Now that you understand the way that the Greeks viewed the beginning of the world, you are ready to learn about the Olympian gods. First, we have to explore exactly what we mean by "Olympian gods. Gradually, it became associated less and less with an actual mountain and more with an imaginary place high above the earth.

Introduction to Greek Mythology

According to the ancient Greeks, the gate to Olympus was made of clouds and it was guarded by four goddesses, the Seasons. Each god had his or her own dwelling place, but Olympus was home base.

  • Sometimes only 12 will be listed;
  • These gods and goddesses were all around the humans, living in the oceans, the air, the forests, and under the ground.

There were up to 14 gods considered Olympian gods. Seven of them were Zeus and his siblings, and seven others were children of Zeus.

Sometimes only 12 will be listed. The Greeks and Romans shared mythology, so you will find two names for most gods. Zeus was the king of the hill. He was dominating, powerful and had a soft spot for pretty women. He could be terrifying when angry. His symbols were the thunderbolts, or lightning bolts made for him by the Cyclopes his uncles ; the eagle; and the scepter, or rod.

Please copy this information onto your chart. Hades, or Pluto, was the god of the underworld and of the dead. He was called the same names by the Romans, but they also sometimes called him Dis or Dis Pater. He was Zeus's brother and married Persephone after kidnapping her against her will. An introduction to the mythology of the greek goddesses was gloomy and frightening.

Next, we have Poseidon, or Neptune, as the Romans called him. He was Zeus's brother, and he was the god of the sea and also earthquakes. Our first goddess is Hera. She sits on the right side of Zeus and is his wife. Of course, she's his sister, too, but that's the way it was on Olympus. Hera's Roman name is Juno, and she is the queen of the gods. She is the guardian of marriage and was well-loved by the Greeks; it's kind of sad that she's the goddess of marriage but her own marriage was so bad.

She was often jealous of her husband's girlfriends and did mean things to them, even the ones who didn't want anything to do with him, but she could be tender and loving as well.
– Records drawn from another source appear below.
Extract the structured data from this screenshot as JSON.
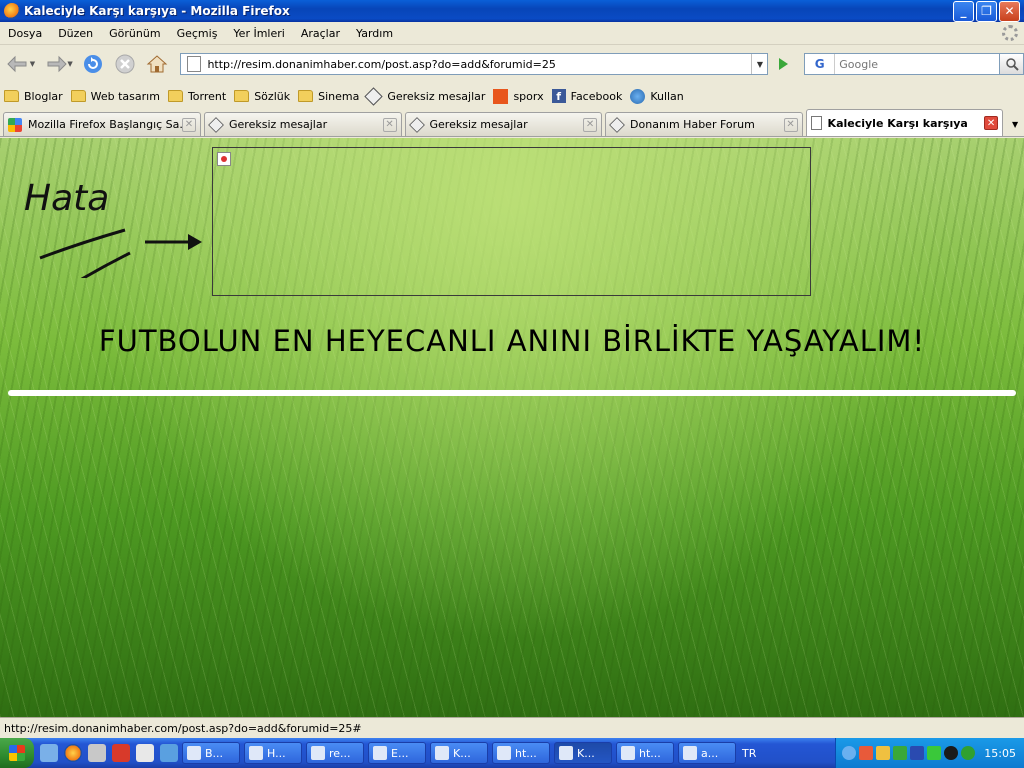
{
  "window": {
    "title": "Kaleciyle Karşı karşıya - Mozilla Firefox"
  },
  "menu": [
    "Dosya",
    "Düzen",
    "Görünüm",
    "Geçmiş",
    "Yer İmleri",
    "Araçlar",
    "Yardım"
  ],
  "nav": {
    "url": "http://resim.donanimhaber.com/post.asp?do=add&forumid=25",
    "search_placeholder": "Google",
    "search_engine": "G"
  },
  "bookmarks": [
    {
      "label": "Bloglar",
      "icon": "folder-icon"
    },
    {
      "label": "Web tasarım",
      "icon": "folder-icon"
    },
    {
      "label": "Torrent",
      "icon": "folder-icon"
    },
    {
      "label": "Sözlük",
      "icon": "folder-icon"
    },
    {
      "label": "Sinema",
      "icon": "folder-icon"
    },
    {
      "label": "Gereksiz mesajlar",
      "icon": "gereksiz-icon"
    },
    {
      "label": "sporx",
      "icon": "sporx-icon"
    },
    {
      "label": "Facebook",
      "icon": "facebook-icon"
    },
    {
      "label": "Kullan",
      "icon": "kullan-icon"
    }
  ],
  "tabs": [
    {
      "label": "Mozilla Firefox Başlangıç Sa...",
      "icon": "google-icon",
      "active": false
    },
    {
      "label": "Gereksiz mesajlar",
      "icon": "gereksiz-icon",
      "active": false
    },
    {
      "label": "Gereksiz mesajlar",
      "icon": "gereksiz-icon",
      "active": false
    },
    {
      "label": "Donanım Haber Forum",
      "icon": "gereksiz-icon",
      "active": false
    },
    {
      "label": "Kaleciyle Karşı karşıya",
      "icon": "document-icon",
      "active": true
    }
  ],
  "content": {
    "handwritten_note": "Hata",
    "banner": "FUTBOLUN EN HEYECANLI ANINI BİRLİKTE YAŞAYALIM!"
  },
  "status": {
    "text": "http://resim.donanimhaber.com/post.asp?do=add&forumid=25#"
  },
  "taskbar": {
    "tasks": [
      "B...",
      "H...",
      "re...",
      "E...",
      "K...",
      "ht...",
      "K...",
      "ht...",
      "a..."
    ],
    "active_index": 6,
    "language": "TR",
    "clock": "15:05"
  }
}
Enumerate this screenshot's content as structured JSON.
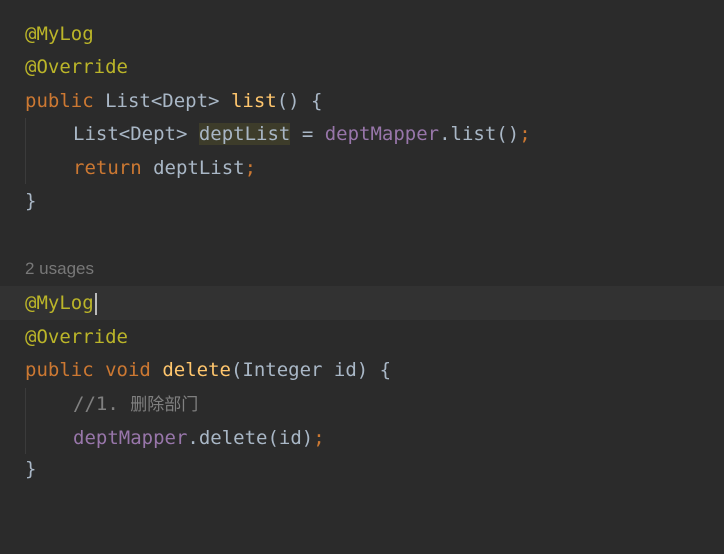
{
  "method1": {
    "annotation_mylog": "@MyLog",
    "annotation_override": "@Override",
    "signature": {
      "public": "public",
      "return_type": "List<Dept>",
      "name": "list",
      "params": "() {"
    },
    "body_line1": {
      "type": "List<Dept>",
      "var": "deptList",
      "assign": "=",
      "mapper": "deptMapper",
      "call": ".list()",
      "semi": ";"
    },
    "body_line2": {
      "return_kw": "return",
      "value": "deptList",
      "semi": ";"
    },
    "close": "}"
  },
  "usages_hint": "2 usages",
  "method2": {
    "annotation_mylog": "@MyLog",
    "annotation_override": "@Override",
    "signature": {
      "public": "public",
      "void": "void",
      "name": "delete",
      "params": "(Integer id) {"
    },
    "comment": {
      "prefix": "//1. ",
      "text": "删除部门"
    },
    "body_line": {
      "mapper": "deptMapper",
      "call": ".delete(id)",
      "semi": ";"
    },
    "close": "}"
  },
  "colors": {
    "background": "#2b2b2b",
    "current_line": "#323232",
    "annotation": "#bbb529",
    "keyword": "#cc7832",
    "function": "#ffc66d",
    "field": "#9876aa",
    "default_text": "#a9b7c6",
    "comment": "#808080"
  }
}
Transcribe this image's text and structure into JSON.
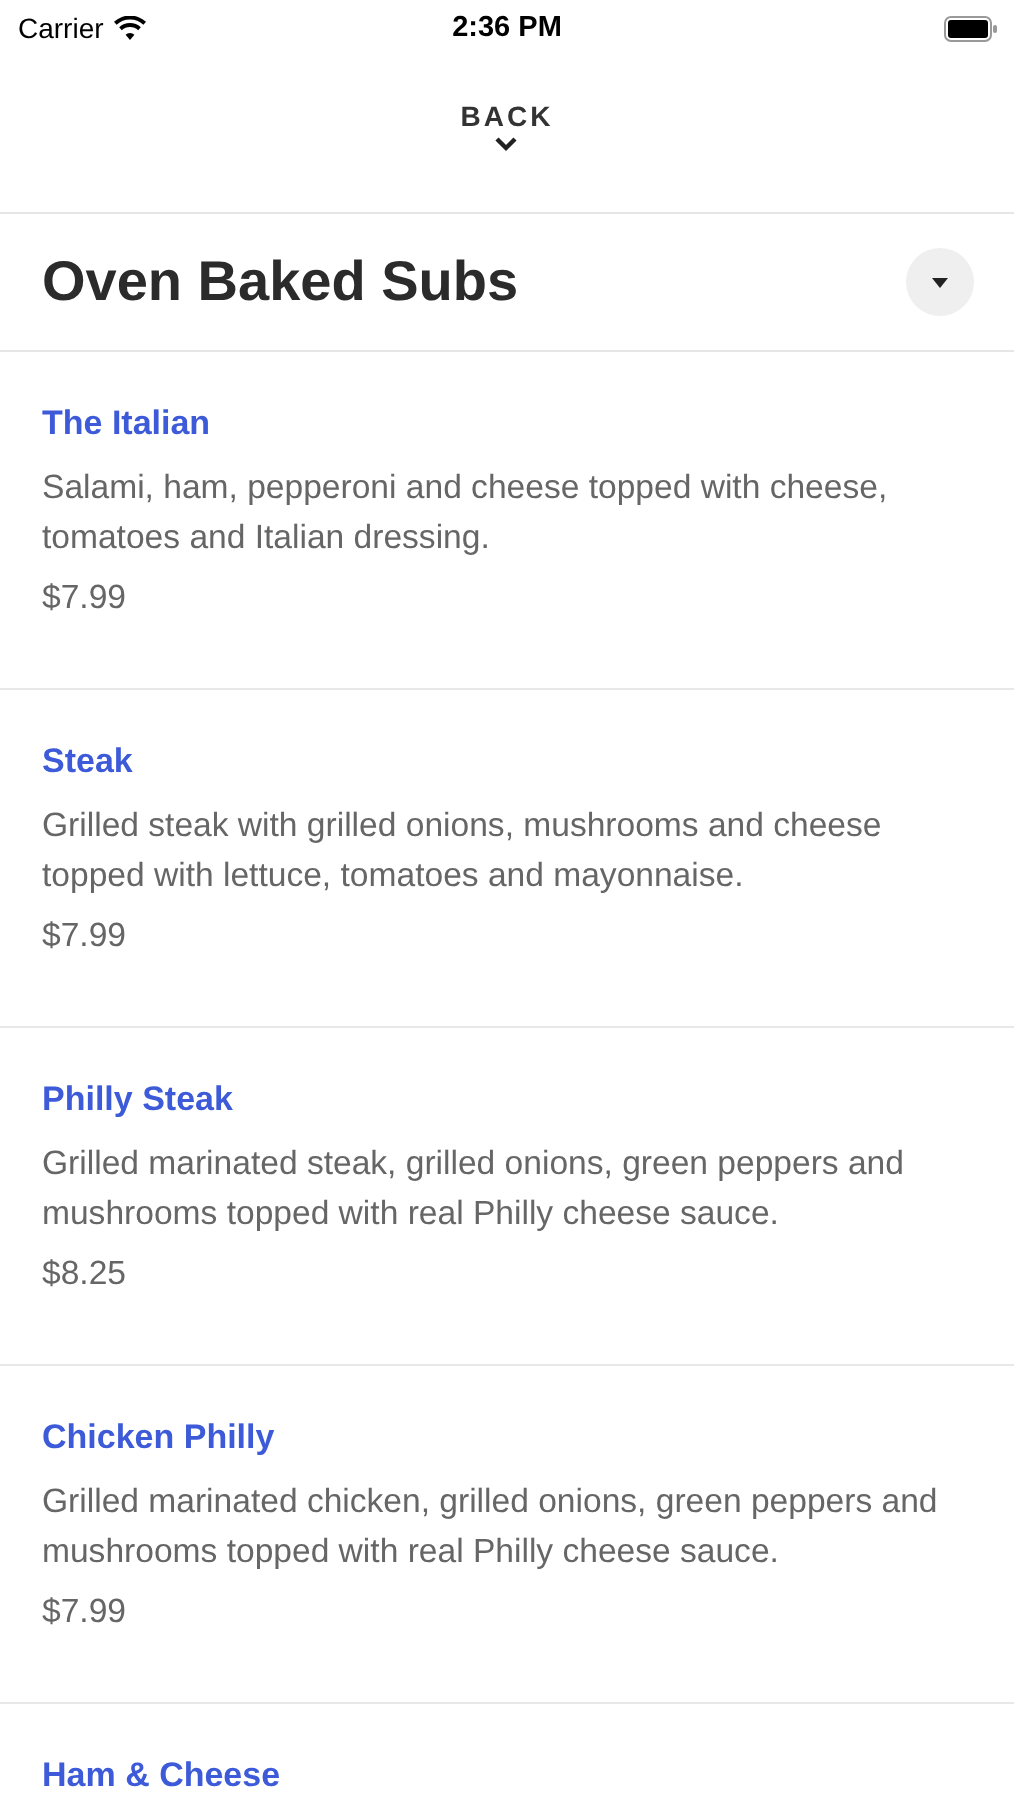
{
  "status_bar": {
    "carrier": "Carrier",
    "time": "2:36 PM"
  },
  "back": {
    "label": "BACK"
  },
  "header": {
    "title": "Oven Baked Subs",
    "expanded": false
  },
  "items": [
    {
      "name": "The Italian",
      "description": "Salami, ham, pepperoni and cheese topped with cheese, tomatoes and Italian dressing.",
      "price": "$7.99"
    },
    {
      "name": "Steak",
      "description": "Grilled steak with grilled onions, mushrooms and cheese topped with lettuce, tomatoes and mayonnaise.",
      "price": "$7.99"
    },
    {
      "name": "Philly Steak",
      "description": "Grilled marinated steak, grilled onions, green peppers and mushrooms topped with real Philly cheese sauce.",
      "price": "$8.25"
    },
    {
      "name": "Chicken Philly",
      "description": "Grilled marinated chicken, grilled onions, green peppers and mushrooms topped with real Philly cheese sauce.",
      "price": "$7.99"
    },
    {
      "name": "Ham & Cheese"
    }
  ]
}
The peacock was her symbol. In fact, the circles in a peacock's tail are said to be the eyes of her 100-eyed servant, Argus. Next is Athena, or Minerva, the daughter who sprang fully formed from the head of Zeus after a major headache. She is the goddess of wisdom and war and also the protector and namesake of the city of Athens.

She preferred reason to violence unless she was pushed. She turned Arachne into a spider for bragging that she could spin better than Athena. She was very competitive and is often pictured with her helmet and a spear. She carried Zeus's shield, called the aegis.

The owl was her bird. Can you see it in her hand? Apollo was a twin. His Roman name was the same as his Greek name. He was the god of the sun or light, poetry, music and medicine and was famous for his oracles wise women to whom he gave his power to predict and interpret the future. He was very proud and also protective of his mother and sister. His symbols were the gold bow and arrows, and he often appears golden and shining. He wears a laurel wreath in memory of Daphne, who didn't want to be his lover and prayed to Mother Earth for help escaping him; she was turned into a laurel tree.

Artemis was Apollo's twin. Her Roman name was Diana, and she was the goddess of hunting, chastity and the moon. She protects women and small children, is fiercely independent and particularly dislikes men. In pictures, she is seen accompanied by three hunting hounds, a bow and a fawn. Ares or, as he is known by his Roman name, Mars, was the god of war.